I’ve taken a statin medication for years to keep my cholesterol in check. Now, a study is getting underway to see if one statin pill can also be used to treat MS. It’s particularly encouraging that this med is being studied as a potential treatment for secondary progressive MS, a form of our disease for which treatments are very limited. Enrollment in the U.K. will continue into next year, and enrollment information is included in this article.
A large Phase 3 trial getting underway at sites across the U.K. will test the effectiveness of simvastatin, a widely used oral statin, in possibly treating secondary progressive multiple sclerosis (SPMS), the study’s sponsor, University College London Hospitals (UCLH), announced.
The study, the largest ever undertaken for SPMS in the U.K., is named MS-STAT2 (NCT03387670). Its researchers will investigate simvastatin’s ability to slow or stop disability progression in 1,180 SPMS patients treated daily with the cholesterol-lowering medication, or placebo, for three years.
This story, out of the U.K., contains news that’s not good. The group that advises the National Health Service on which medications it can prescribe has decided that Ocrevus isn’t cost-effective.
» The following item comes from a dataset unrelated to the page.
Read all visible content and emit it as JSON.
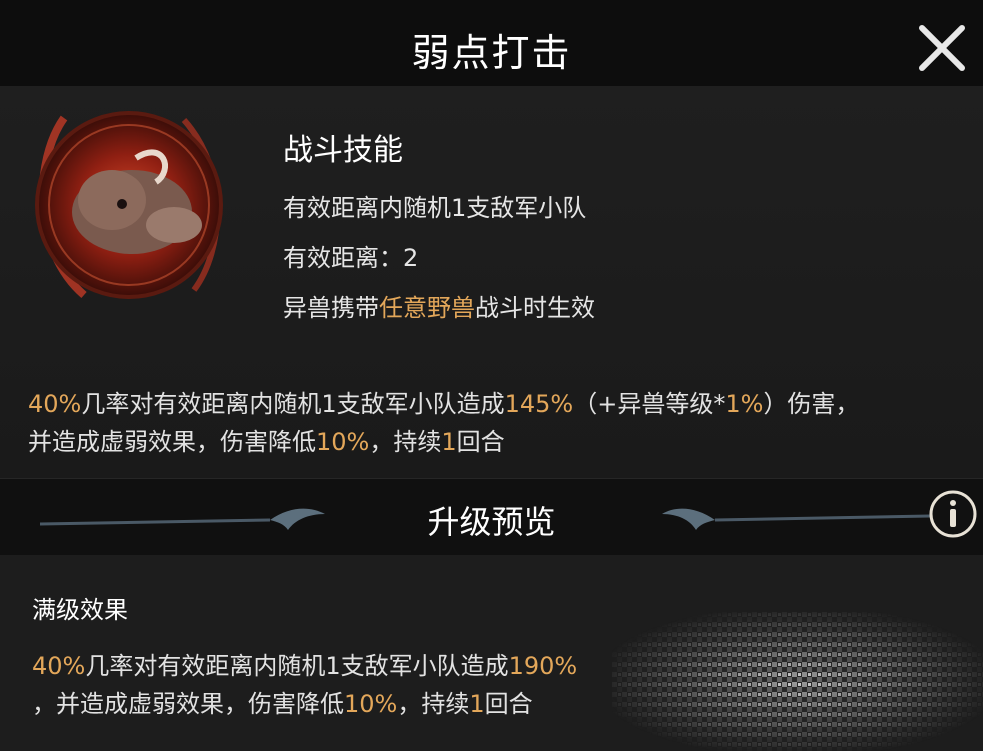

That’s a blow to people who are battling primary progressive multiple sclerosis and need every tool they can find to limit their progression.
The National Institute for Health and Care Excellence, better known as NICE, issued a final decision against including Ocrevus (ocrelizumab) as a treatment for primary progressive multiple sclerosis (PPMS) in the subsidized public health system for England and Wales.
The agency’s “final appraisal,” which mirrors its draft June ruling, is based on the cost-effectiveness of the Genentech therapy — its price versus its benefits as a PPMS treatment offered to patients using the publicly funded National Health Service (NHS).
This report samples only a small group of neurologists, but it backs up what I’ve been seeing MS patients report on social media groups: Ocrevus is becoming a very popular disease-modifying therapy (DMT). That may be because it’s the only DMT approved in the U.S. to treat both RRMS and PPMS. It may also be because some patients are reporting a reversal of some symptoms. This report adds to my amazement at the decision in the U.K. not to make Ocrevus available to PPMS patients (as reported in the previous story).
Eighteen months after its entrance into the U.S. market, Genentech’s Ocrevus (ocrelizumab) has become the monoclonal antibody of choice to treat patients with multiple sclerosis (MS), according to a survey of nearly 100 neurologists across the U.S.
Self-reported use of Ocrevus for the third quarter of 2018 surpassed Biogen’s Tysabri (natalizumab) in this class of MS therapies for a first time, exceeding neurologists’ expectations of six months ago by 7.4 percent for this quarter, it reports.
Is it possible that there’s a substance that can help regenerate the nerve fibers of the myelin sheath and also control brain inflammation? These researchers think so. But they also caution that they’re just beginning to study this. So, it’s an interesting read but nothing to get very excited about, yet.
Apolipoprotein D (ApoD), a brain-produced carrier of fat molecules, seems to have a neuroprotective role and helps in the regrowth of myelin during multiple sclerosis (MS), a finding that may help develop new therapeutic approaches to fight the disease, new research shows.
The study, “Expression Pattern of Myelin-Related Apolipoprotein D in Human Multiple Sclerosis Lesions,” was published in the journal Frontiers in Aging Neuroscience.